I actually just did this one the other day, and my reel bag and all my tangles lines and shooting heads along with it. Apparently I’ve either purchased or stolen over 25 verse-leaders from headhunters fly shop in the last year. I am pretty excited that my gear is ready to go, no matter wheat the river or discipline. For years I have done this the night before my first guide trip of the season. Or not at all. A lot of times I end up with some lines, flies and old spools of tippet that I know younger anglers would appreciate and I pay that stuff forward. If it’s not going back in my tackle bag today, it never will. If you decide to switch back and forth between compartment fly boxes and foam fly boxes each year – like I often do – this project may take several days.


I never really got into this one.


This is a Mark Raisler special. I think he does it every morning, not just when it’s below zero. But it’s still a great project and you’ll forget about it until you make that first false cast weeks down the road. Loon makes some great line cleaning products.


You’ll never do this when the season gets into full swing. Perfect chore and doesn’t take nearly as long to find and fix the leaks once you get a few tips from the wader repair page over at the Simms Fishing Wader Repair page.

OK, that should at least get you through lunch, unless you headed over to Facebook after reading this. Looks like things will be fishable next week, but still a bit on the cold side.
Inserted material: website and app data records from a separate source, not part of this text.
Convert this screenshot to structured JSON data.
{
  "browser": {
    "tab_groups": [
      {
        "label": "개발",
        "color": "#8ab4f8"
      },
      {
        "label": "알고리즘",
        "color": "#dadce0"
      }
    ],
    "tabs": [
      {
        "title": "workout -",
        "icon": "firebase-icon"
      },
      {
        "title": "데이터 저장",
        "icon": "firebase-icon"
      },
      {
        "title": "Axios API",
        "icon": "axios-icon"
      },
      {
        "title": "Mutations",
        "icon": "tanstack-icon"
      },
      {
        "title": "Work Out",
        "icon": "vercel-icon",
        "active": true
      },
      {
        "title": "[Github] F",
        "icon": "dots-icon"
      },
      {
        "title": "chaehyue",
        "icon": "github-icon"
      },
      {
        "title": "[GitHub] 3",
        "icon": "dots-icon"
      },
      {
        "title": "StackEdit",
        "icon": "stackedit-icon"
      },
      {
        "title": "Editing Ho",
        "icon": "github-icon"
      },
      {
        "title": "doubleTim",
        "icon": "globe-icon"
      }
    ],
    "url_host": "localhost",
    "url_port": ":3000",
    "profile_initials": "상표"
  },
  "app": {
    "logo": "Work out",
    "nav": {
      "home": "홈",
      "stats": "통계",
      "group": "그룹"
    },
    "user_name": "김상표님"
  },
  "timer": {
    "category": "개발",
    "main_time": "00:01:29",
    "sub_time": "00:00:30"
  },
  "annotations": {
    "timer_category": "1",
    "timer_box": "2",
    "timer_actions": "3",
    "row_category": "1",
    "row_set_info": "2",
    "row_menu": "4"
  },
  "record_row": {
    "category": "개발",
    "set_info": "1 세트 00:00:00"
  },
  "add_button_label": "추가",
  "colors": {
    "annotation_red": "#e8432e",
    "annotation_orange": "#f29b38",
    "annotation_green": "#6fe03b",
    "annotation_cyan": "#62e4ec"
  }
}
See you after the Polar Vortex!

Previous Post
New Boat Smell…. ME!
Next Post
Sub Zero Saturday

Related Posts

No results found.

1 Comment.

  • Reading between the lines suggests that shopping for the right Christmas present for the wife is crucial too. Especially after the bedroom gets cleaned, flies get tied, lines get cleaned, movies get watched, new rod is built, and the new boat smell fills the air. Funny stuff…………..Great blogs this week John!

Comments are closed.